Infant mortality decline in Malaysia, 1946-1975: the roles of changes in variables and changes in the structure of relationships

Demography. 1986 May;23(2):143-60.


This analysis has identified several factors contributing to the dramatic decline in infant mortality since World War II in Malaysia, as well as one factor that prevented the infant mortality rate from declining even more rapidly. Our main findings are the following: On average, mothers' education more than doubled over the study period, contributing to the decline in their infants' mortality. In addition, the beneficial effect of mothers' education on infant survival appears to have become stronger over the study period. Hence, further advances in education should lead to further improvements in infants' survival prospects. Another analysis of these data (Peterson et al. 1985) found that education is somewhat more influential in affecting child mortality in low-mortality, high-income areas than in the opposite type of areas. Therefore, socioeconomic development may have complemented, instead of substituted for, the the beneficial effect of mothers' education in promoting infant and child survival in Malaysia. Improvements in water and sanitation also contributed to the infant mortality decline, especially for babies who did not breastfeed. However, unlike education, these influences have become less important over time, especially for babies who are not breastfed. Hence, further improvements in water and sanitation, a goal of Malaysia's Rural Environmental Sanitation Programme, may have smaller relative effects on infant mortality than did previous improvements. Targeting such improvements on areas where women breastfeed little or not at all, however, will increase their effectiveness in promoting infant survival. The substantial reductions in breastfeeding that have taken place since World War II have kept the infant mortality rate in Malaysia from declining as rapidly as it would have otherwise. We estimate that, in our sample, the detrimental effects on infant survival of the decline in breastfeeding have more than offset the beneficial effects of improvements in water and sanitation. Unlike some other researchers (e.g., Palloni 1981), we find that changes in fertility levels and in the timing and spacing of births have had negligible effect in explaining the decline in infant mortality within the samples we have considered. We have excluded births to older women from our analysis, however; this exclusion may have led to an understatement of the influence of changes in the age pattern of childbearing.(ABSTRACT TRUNCATED AT 400 WORDS)

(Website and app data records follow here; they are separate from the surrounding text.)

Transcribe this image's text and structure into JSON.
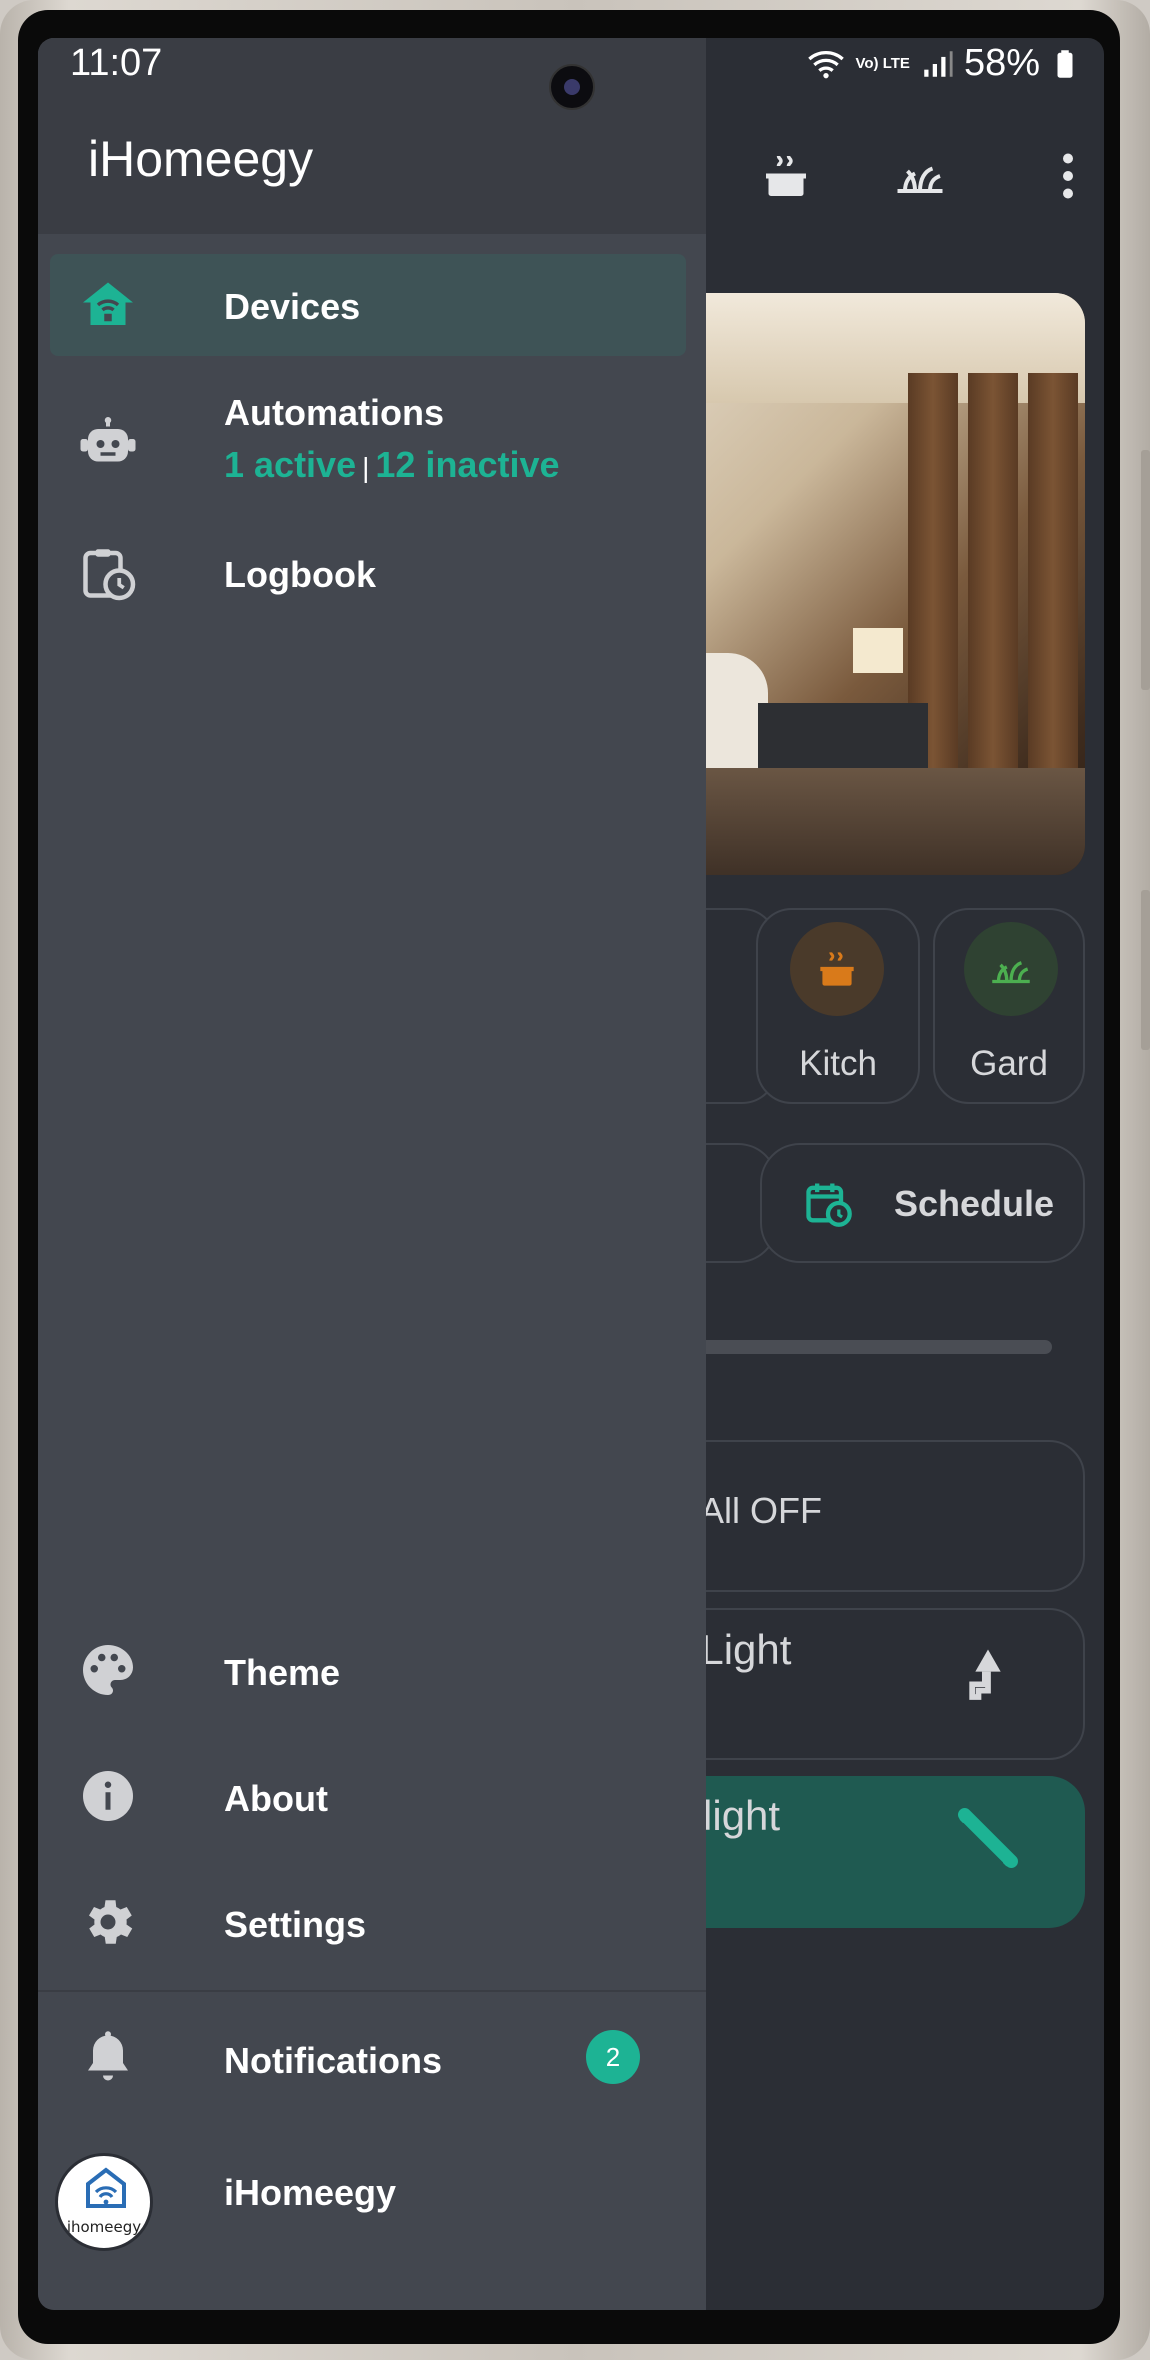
{
  "status_bar": {
    "time": "11:07",
    "network": "Vo) LTE",
    "battery": "58%"
  },
  "app": {
    "rooms": [
      {
        "label": "Kitch",
        "icon": "cooking-pot-icon",
        "color": "#d97a1a"
      },
      {
        "label": "Gard",
        "icon": "grass-icon",
        "color": "#4caf50"
      }
    ],
    "schedule_label": "Schedule",
    "all_off_label": "All OFF",
    "devices": [
      {
        "name": "ll Light",
        "icon": "floor-lamp-icon"
      },
      {
        "name": "otlight",
        "icon": "light-tube-icon"
      }
    ]
  },
  "drawer": {
    "title": "iHomeegy",
    "nav": [
      {
        "label": "Devices",
        "icon": "home-icon",
        "active": true
      },
      {
        "label": "Automations",
        "icon": "robot-icon",
        "active_text": "1 active",
        "separator": "|",
        "inactive_text": "12 inactive"
      },
      {
        "label": "Logbook",
        "icon": "clipboard-clock-icon"
      }
    ],
    "bottom_nav": [
      {
        "label": "Theme",
        "icon": "palette-icon"
      },
      {
        "label": "About",
        "icon": "info-icon"
      },
      {
        "label": "Settings",
        "icon": "gear-icon"
      }
    ],
    "notifications": {
      "label": "Notifications",
      "icon": "bell-icon",
      "count": "2"
    },
    "user": {
      "name": "iHomeegy",
      "logo_text": "ihomeegy"
    },
    "colors": {
      "accent": "#1db394",
      "drawer_bg": "#43474f",
      "active_item": "#3e5356"
    }
  }
}
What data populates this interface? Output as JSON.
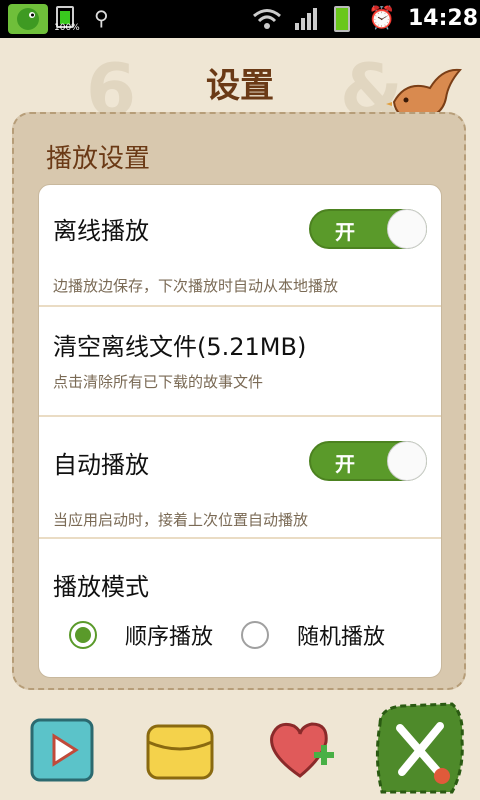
{
  "status_bar": {
    "battery_percent": "100%",
    "time": "14:28",
    "icons": [
      "app-icon",
      "battery-icon",
      "usb-icon",
      "wifi-icon",
      "signal-icon",
      "battery-icon",
      "alarm-icon"
    ]
  },
  "header": {
    "title": "设置"
  },
  "playback_section": {
    "title": "播放设置",
    "offline_play": {
      "title": "离线播放",
      "description": "边播放边保存，下次播放时自动从本地播放",
      "toggle_label": "开"
    },
    "clear_offline": {
      "title": "清空离线文件(5.21MB)",
      "description": "点击清除所有已下载的故事文件"
    },
    "auto_play": {
      "title": "自动播放",
      "description": "当应用启动时，接着上次位置自动播放",
      "toggle_label": "开"
    },
    "play_mode": {
      "title": "播放模式",
      "options": [
        "顺序播放",
        "随机播放"
      ],
      "selected": "顺序播放"
    }
  },
  "bottom_nav": {
    "items": [
      "play-icon",
      "folder-icon",
      "favorite-add-icon",
      "settings-tools-icon"
    ],
    "active": "settings-tools-icon"
  },
  "colors": {
    "background": "#efe6d4",
    "accent_green": "#5a9a2a",
    "title_brown": "#6b3a16"
  }
}
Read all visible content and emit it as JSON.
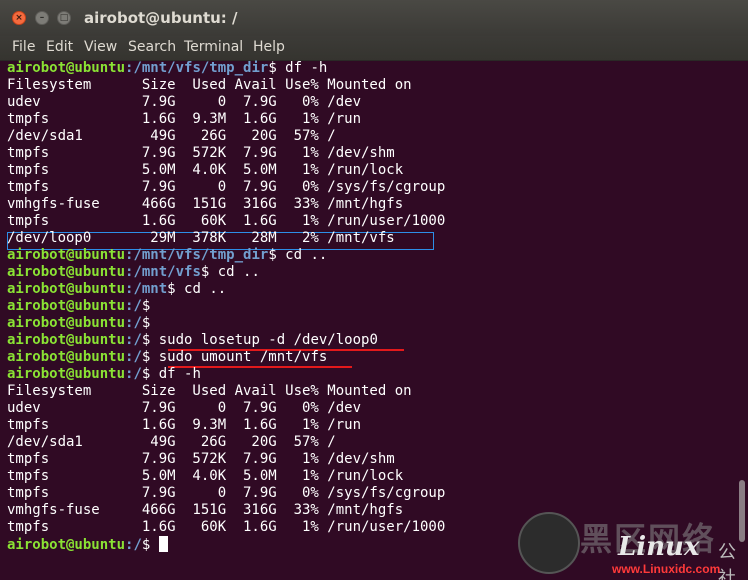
{
  "window": {
    "title": "airobot@ubuntu: /",
    "controls": {
      "close": "×",
      "minimize": "–",
      "maximize": "□"
    }
  },
  "menu": [
    "File",
    "Edit",
    "View",
    "Search",
    "Terminal",
    "Help"
  ],
  "terminal": {
    "lines": [
      {
        "user": "airobot@ubuntu",
        "path": ":/mnt/vfs/tmp_dir",
        "cmd": "$ df -h"
      },
      {
        "text": "Filesystem      Size  Used Avail Use% Mounted on"
      },
      {
        "text": "udev            7.9G     0  7.9G   0% /dev"
      },
      {
        "text": "tmpfs           1.6G  9.3M  1.6G   1% /run"
      },
      {
        "text": "/dev/sda1        49G   26G   20G  57% /"
      },
      {
        "text": "tmpfs           7.9G  572K  7.9G   1% /dev/shm"
      },
      {
        "text": "tmpfs           5.0M  4.0K  5.0M   1% /run/lock"
      },
      {
        "text": "tmpfs           7.9G     0  7.9G   0% /sys/fs/cgroup"
      },
      {
        "text": "vmhgfs-fuse     466G  151G  316G  33% /mnt/hgfs"
      },
      {
        "text": "tmpfs           1.6G   60K  1.6G   1% /run/user/1000"
      },
      {
        "text": "/dev/loop0       29M  378K   28M   2% /mnt/vfs"
      },
      {
        "user": "airobot@ubuntu",
        "path": ":/mnt/vfs/tmp_dir",
        "cmd": "$ cd .."
      },
      {
        "user": "airobot@ubuntu",
        "path": ":/mnt/vfs",
        "cmd": "$ cd .."
      },
      {
        "user": "airobot@ubuntu",
        "path": ":/mnt",
        "cmd": "$ cd .."
      },
      {
        "user": "airobot@ubuntu",
        "path": ":/",
        "cmd": "$"
      },
      {
        "user": "airobot@ubuntu",
        "path": ":/",
        "cmd": "$"
      },
      {
        "user": "airobot@ubuntu",
        "path": ":/",
        "cmd": "$ sudo losetup -d /dev/loop0"
      },
      {
        "user": "airobot@ubuntu",
        "path": ":/",
        "cmd": "$ sudo umount /mnt/vfs"
      },
      {
        "user": "airobot@ubuntu",
        "path": ":/",
        "cmd": "$ df -h"
      },
      {
        "text": "Filesystem      Size  Used Avail Use% Mounted on"
      },
      {
        "text": "udev            7.9G     0  7.9G   0% /dev"
      },
      {
        "text": "tmpfs           1.6G  9.3M  1.6G   1% /run"
      },
      {
        "text": "/dev/sda1        49G   26G   20G  57% /"
      },
      {
        "text": "tmpfs           7.9G  572K  7.9G   1% /dev/shm"
      },
      {
        "text": "tmpfs           5.0M  4.0K  5.0M   1% /run/lock"
      },
      {
        "text": "tmpfs           7.9G     0  7.9G   0% /sys/fs/cgroup"
      },
      {
        "text": "vmhgfs-fuse     466G  151G  316G  33% /mnt/hgfs"
      },
      {
        "text": "tmpfs           1.6G   60K  1.6G   1% /run/user/1000"
      },
      {
        "user": "airobot@ubuntu",
        "path": ":/",
        "cmd": "$ ",
        "cursor": true
      }
    ]
  },
  "watermark": {
    "glyphs": "黑区网络",
    "brand": "Linux",
    "cn": "公社",
    "url": "www.Linuxidc.com"
  },
  "colors": {
    "background": "#300a24",
    "user": "#8ae234",
    "path": "#729fcf",
    "highlight_box": "#2d8fe8",
    "underline": "#e3191b"
  }
}
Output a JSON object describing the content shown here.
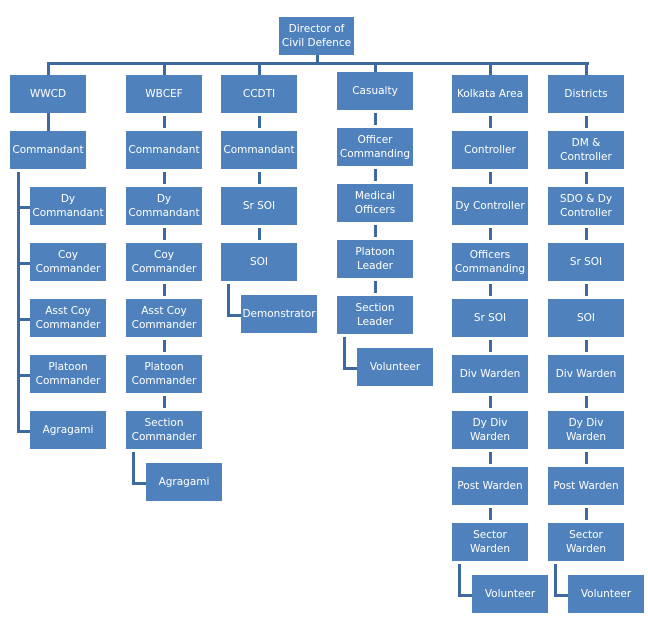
{
  "title": "Director of\nCivil Defence",
  "colors": {
    "box": "#4f81bd",
    "connector": "#3c6a9e",
    "text": "#ffffff"
  },
  "branches": [
    {
      "name": "WWCD",
      "layout": "side",
      "head": "Commandant",
      "items": [
        "Dy\nCommandant",
        "Coy\nCommander",
        "Asst Coy\nCommander",
        "Platoon\nCommander",
        "Agragami"
      ]
    },
    {
      "name": "WBCEF",
      "layout": "chain",
      "items": [
        "Commandant",
        "Dy\nCommandant",
        "Coy\nCommander",
        "Asst Coy\nCommander",
        "Platoon\nCommander",
        "Section\nCommander"
      ],
      "leaf": "Agragami"
    },
    {
      "name": "CCDTI",
      "layout": "chain",
      "items": [
        "Commandant",
        "Sr SOI",
        "SOI"
      ],
      "leaf": "Demonstrator"
    },
    {
      "name": "Casualty",
      "layout": "chain",
      "items": [
        "Officer\nCommanding",
        "Medical\nOfficers",
        "Platoon\nLeader",
        "Section\nLeader"
      ],
      "leaf": "Volunteer"
    },
    {
      "name": "Kolkata Area",
      "layout": "chain",
      "items": [
        "Controller",
        "Dy Controller",
        "Officers\nCommanding",
        "Sr SOI",
        "Div Warden",
        "Dy Div\nWarden",
        "Post Warden",
        "Sector\nWarden"
      ],
      "leaf": "Volunteer"
    },
    {
      "name": "Districts",
      "layout": "chain",
      "items": [
        "DM &\nController",
        "SDO & Dy\nController",
        "Sr SOI",
        "SOI",
        "Div Warden",
        "Dy Div\nWarden",
        "Post Warden",
        "Sector\nWarden"
      ],
      "leaf": "Volunteer"
    }
  ]
}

Publication types

  • Research Support, Non-U.S. Gov't

MeSH terms

  • Adolescent
  • Adult
  • Age Factors
  • Breast Feeding*
  • China / ethnology
  • Educational Status
  • Female
  • Humans
  • India / ethnology
  • Infant
  • Infant Mortality*
  • Infant Nutritional Physiological Phenomena
  • Malaysia
  • Sanitation
  • Socioeconomic Factors
  • Time Factors
  • Water Supply